Marin Transit Welcomes First Zero-Emissions Buses to Fleet

Marin Transit celebrated the arrival of its first two entirely electric, zero-emissions buses on Tuesday, October 16 outside the Marin Veterans' Memorial Auditorium.

Photo by Joel Williams


Published: November, 2018


Marin Transit celebrated the arrival of its first two entirely electric, zero-emissions buses on Tuesday, October 16 outside the Marin Veterans’ Memorial Auditorium. Congressman Jared Huffman, Assem-blymember Marc Levine, Supervisor Kate Sears, Supervisor Katie Rice, Marin Transit Board Chair Stephanie Moulton-Peters and Golden Gate Bridge Board President Sabrina Hernandez were all on hand to welcome the new green vehicles.


“I’m thrilled to join Marin Transit and my colleagues in Sacramento and Marin County to welcome these new electric buses to California’s Second Congressional District,” Congressman Huffman said. “Our district is making important strides towards a clean energy future.”


The two 35-foot, slow-charge battery electric buses are part of a pilot program to test fully electric vehicles on Marin County’s busy corridors and hilly areas. Upon delivery in late September, Marin Transit’s partner Golden Gate Transit began testing the two buses and training drivers on proper operation of the vehicles. Additional testing and training will occur before deploying the electric buses on regular Marin Transit routes.


“We’re thrilled for Marin Transit to pilot zero-emissions buses on its routes,” said Katie Rice, Marin County supervisor and Bay Area Air Quality Management District board member. “Over the coming weeks and months, we’ll be learning a lot more about how electric buses perform on our hills and in our traffic.”


“This project supports our state economy,” said Assemblymember Marc Levine. “These buses were manufactured here in California, at a plant in Lancaster with an all-union workforce of 820 employees.”


The buses were purchased at a cost of $1.6 million from BYD, a leader in zero-emissions buses.

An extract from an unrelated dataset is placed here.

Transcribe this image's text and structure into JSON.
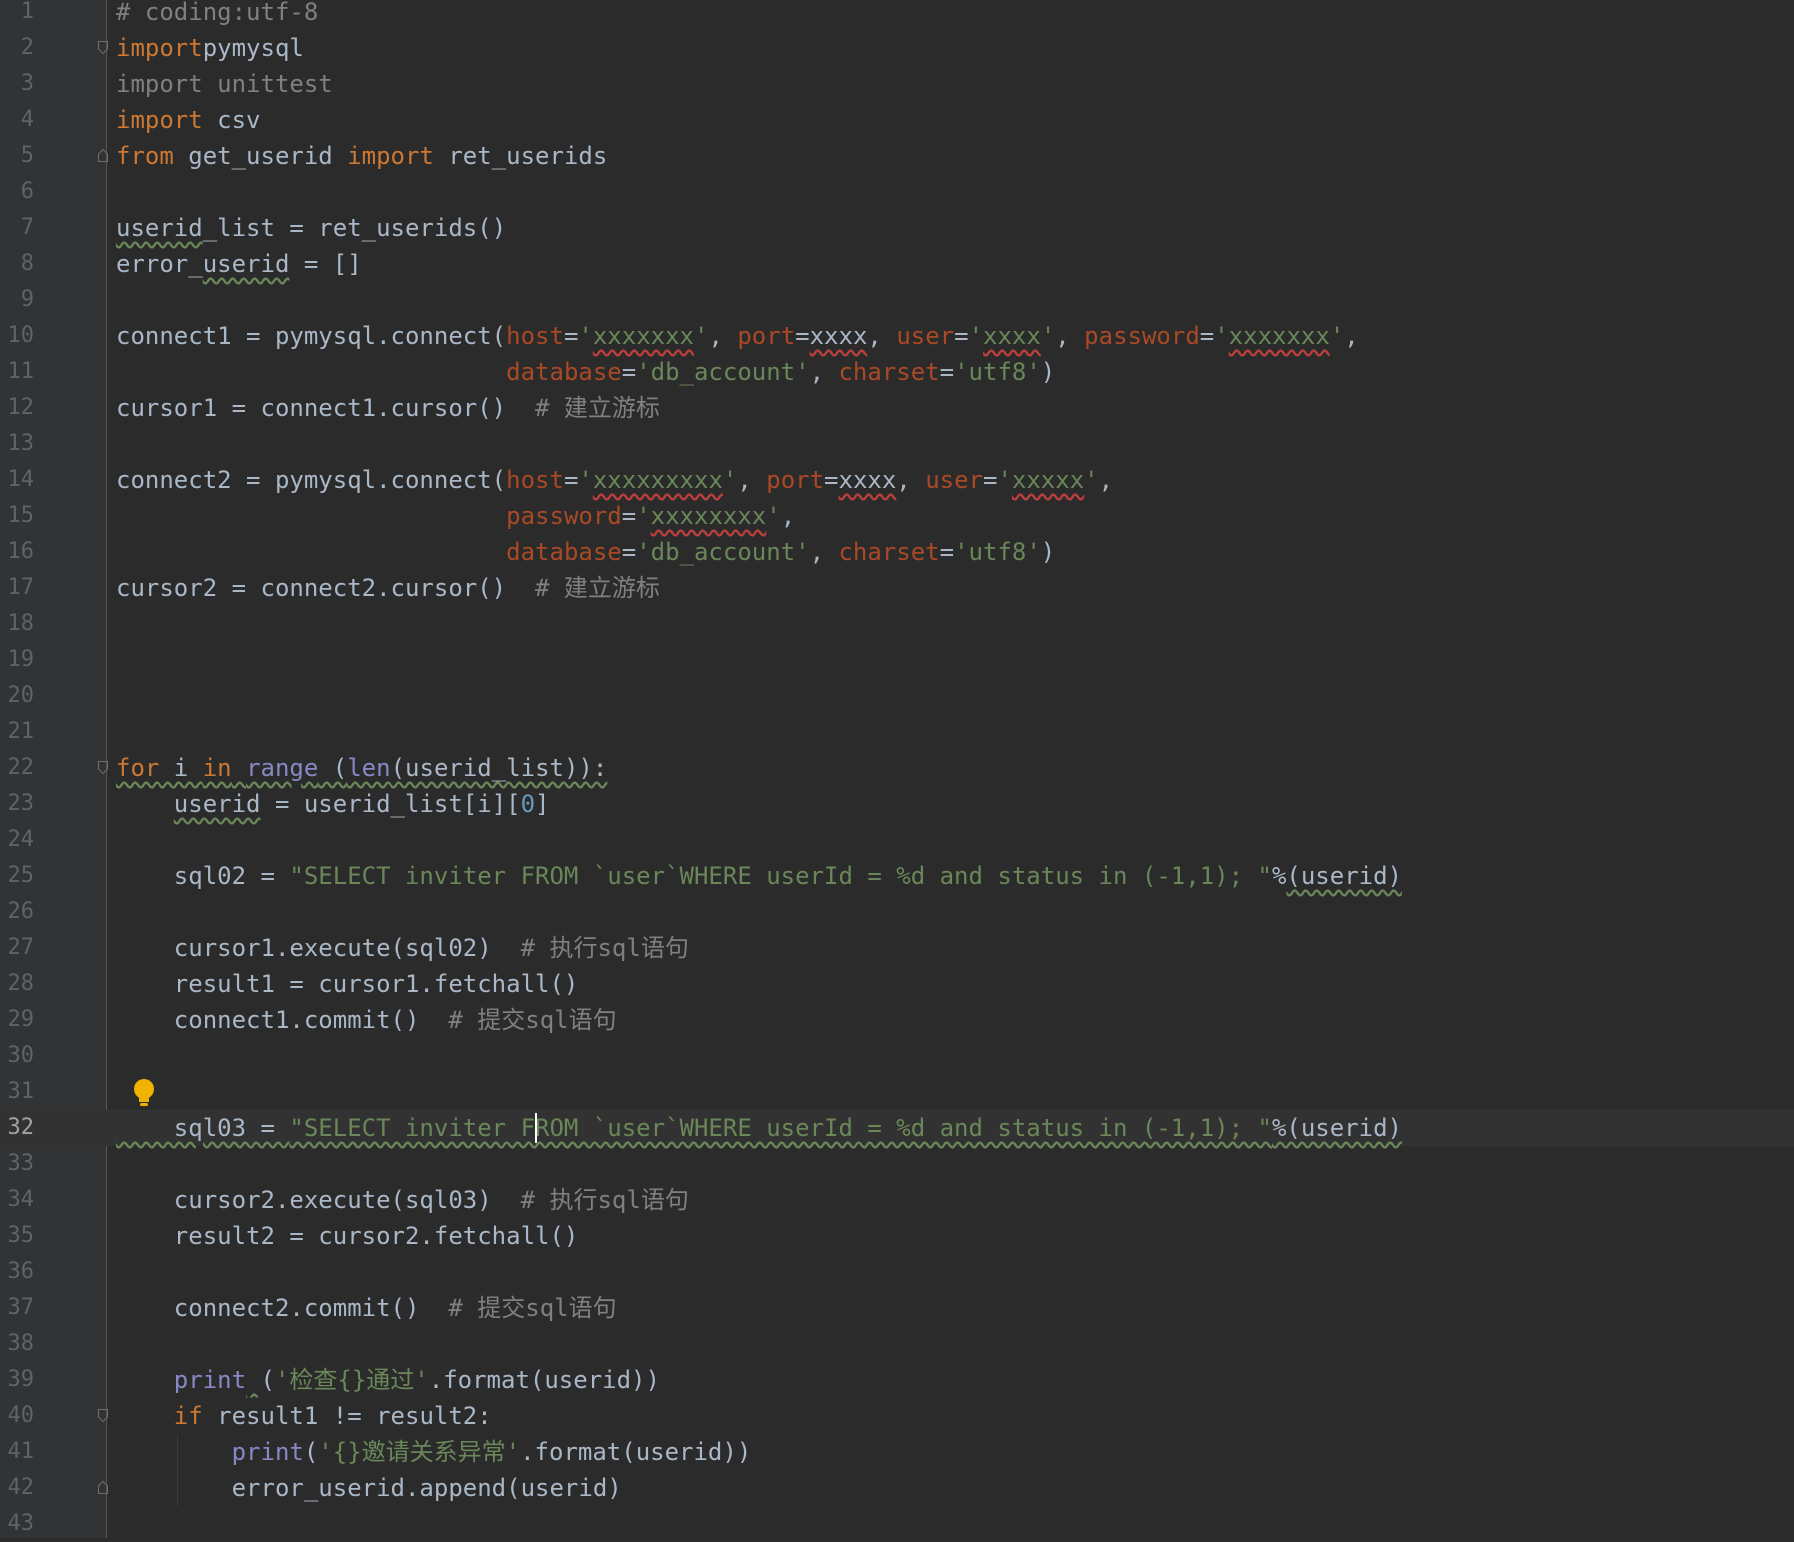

The purchase was funded by a combination of grants from the Federal Transit Administration and Bay Area Air Quality Management District as well as funds from Marin County’s Measure A local transportation sales tax and Measure B vehicle registration fee. The California Air Resources Board is also supporting the purchase through a voucher incentive program for the manufacturer.


The buses, which can seat 32 passengers, will charge overnight and be operated on Marin Transit local routes by Golden Gate Transit. Charging infrastructure has been installed already. The advertised range of the buses is 145 miles per charge, but heat and hills reduce the range. The buses will first operate no more than 80 miles per day as both transit agencies learn about the buses’ capabilities.


“Public transit is a boon for the environment,” said Supervisor Kate Sears, a Marin Transit board member. “Buses produce 30 percent fewer greenhouse gases on average compared to single-occupancy vehicles. Marin Transit’s new electric bus purchases and its increasing reliance on renewable diesel for hybrid and standard buses add to the environmental reasons for residents and tourists to get out of their cars and onto a bus.”


Marin County Transit District Board President and Transportation Authority of Marin Board Chair Stephanie Moulton-Peters added: “These new buses represent the progress we can make when federal, state and local government work together to invest in green technology. We’re grateful for the support from Golden Gate Bridge Highway & Transportation District, Marin Clean Energy, the Bay Area Air Quality Management District and the Transportation Authority of Marin and their commitment to reducing carbon emissions.”


“Electric buses are exciting in so many ways,” said Golden Gate Bridge Highway & Transportation District Board President Sabrina Hernandez. “In addition to the positive impact on air quality and the environment, we can’t wait for our riders and our communities to experience the quiet and smooth ride of an electric bus.”


Since introducing hybrid electric buses in 2010, Marin Transit has been greening its fleet with available clean and cleaner technologies and renewable fuels. In addition to the agency’s investments in hybrid-electric technology, 82 percent of Marin Transit’s fleet uses renewable fuel, which can reduce carbon dioxide emissions by up to 90 percent.

The two 35-foot electric buses hold 32 passengers each. They will charge overnight and operate approximately 80 miles during the day. Photo by Joel Williams

The electric buses were manufactured in California and purchased at a cost of $1.6 million with grants and funds from multiple sources. Photo by Joel Williams